The basic problem here is that Plantinga claims to understand what Anselm was talking about in the first place. SEP describes no less than five different formulations of Anselm's argument which have been suggested by various commentators, criticizes all five interpretations on various grounds, and then suggests that Anselm may in fact have made an elementary logical error (thus putting forward a sixth interpretation). While it is possible that Plantinga's interpretation of Anselm happens to match what Anselm intended, it strikes me as rather unlikely given the diversity of opinion which the text has produced.
If we set that problem aside, the next problem is with this line in (Plantinga's interpretation of) Anselm's argument:
(2) Existence in reality is greater than existence in the understanding alone.
Plantinga writes that:
If this is what [Kant] means, he's certainly right.

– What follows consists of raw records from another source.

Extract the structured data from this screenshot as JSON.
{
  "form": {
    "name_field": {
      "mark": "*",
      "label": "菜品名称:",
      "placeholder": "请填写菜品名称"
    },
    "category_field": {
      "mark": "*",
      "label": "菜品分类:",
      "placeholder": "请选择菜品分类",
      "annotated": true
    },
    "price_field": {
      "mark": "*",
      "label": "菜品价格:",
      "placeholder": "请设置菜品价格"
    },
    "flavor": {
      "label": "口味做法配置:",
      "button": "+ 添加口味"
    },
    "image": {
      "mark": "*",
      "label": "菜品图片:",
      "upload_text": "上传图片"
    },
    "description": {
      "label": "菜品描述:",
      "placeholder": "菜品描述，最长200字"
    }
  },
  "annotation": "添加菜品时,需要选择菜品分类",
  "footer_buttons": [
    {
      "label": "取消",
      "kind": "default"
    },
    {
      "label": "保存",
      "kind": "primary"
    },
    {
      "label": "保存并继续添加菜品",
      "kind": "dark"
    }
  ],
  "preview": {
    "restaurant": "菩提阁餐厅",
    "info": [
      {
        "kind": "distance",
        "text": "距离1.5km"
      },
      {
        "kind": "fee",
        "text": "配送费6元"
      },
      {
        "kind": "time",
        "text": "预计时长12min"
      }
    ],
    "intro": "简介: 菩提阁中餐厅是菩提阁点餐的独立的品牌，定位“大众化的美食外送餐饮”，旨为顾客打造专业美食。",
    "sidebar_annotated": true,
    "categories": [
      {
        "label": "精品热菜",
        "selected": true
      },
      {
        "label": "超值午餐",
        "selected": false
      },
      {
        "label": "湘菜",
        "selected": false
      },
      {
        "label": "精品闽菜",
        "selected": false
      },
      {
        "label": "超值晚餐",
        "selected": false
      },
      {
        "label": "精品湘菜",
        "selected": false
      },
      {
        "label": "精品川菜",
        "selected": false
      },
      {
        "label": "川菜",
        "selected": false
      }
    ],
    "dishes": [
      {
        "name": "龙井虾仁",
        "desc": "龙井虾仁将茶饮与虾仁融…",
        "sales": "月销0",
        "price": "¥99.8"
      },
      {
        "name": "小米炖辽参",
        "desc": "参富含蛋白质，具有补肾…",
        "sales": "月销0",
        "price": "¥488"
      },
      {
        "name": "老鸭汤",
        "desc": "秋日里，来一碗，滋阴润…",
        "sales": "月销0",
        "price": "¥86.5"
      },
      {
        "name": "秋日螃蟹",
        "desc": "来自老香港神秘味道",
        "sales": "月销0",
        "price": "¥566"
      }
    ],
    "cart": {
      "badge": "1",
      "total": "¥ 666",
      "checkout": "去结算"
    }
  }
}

But is it relevant to the ontological
argument? Couldn't Anselm thank Kant for this interesting point and proceed merrily on his
way? Where did he try to define God into being by adding existence to a list of properties
that defined some concept? According to the great German philosopher and pessimist
Arthur Schopenhauer, the ontological argument arises when "someone excogitates a
conception, composed out of all sorts of predicates, among which, however, he takes care
to include the predicate actuality or existence, either openly or wrapped up for decency's
sake in some other predicate, such as perfection, immensity, or something of the kind." If
this were Anselm's procedure -- if he had simply added existence to a concept that has
application contingently if at all -- then indeed his argument would be subject to the Kantian
criticism. But he didn't, and it isn't.
Unfortunately, at this point Plantinga turns away from Kant and proceeds to "take an independent look at" the ontological argument, so we don't get any further elaboration on why (2) does not constitute exactly what Plantinga is describing.
Maybe Plantinga meant something like this: Anselm is not adding existence to God's set of predicates, he is merely arguing that "existence in the understanding alone" is "less great" than "existence in reality" - i.e. that an object which "exists in the understanding alone" is necessarily less great than an object which "exists in reality." Plantinga then goes on to examine what it means for an object to "exist in the understanding alone," eventually concluding that we may speak of such "possible objects" as a shorthand for a set of predicates which may or may not be instantiated in a given possible world. For example, the claim that "Black swans could possibly exist" is reformulated as the claim that "In at least one possible world, there is an object which is a black swan." Thus, his interpretation of Anselm is formulated in terms of modal logic and Kripke semantics (which, IMHO, doesn't really sound a lot like what Anselm actually wrote). This sidesteps Kant's objection to "non-existent objects" and existence-as-a-predicate. However, in the context of the rest of Plantinga's discussion of "greatness" and "excellence," it also makes the assertion that "God's existence in reality is conceivable" a great deal stronger than it might appear, to the point that the atheist can reasonably reject this premise as unfounded or at least not self-evident.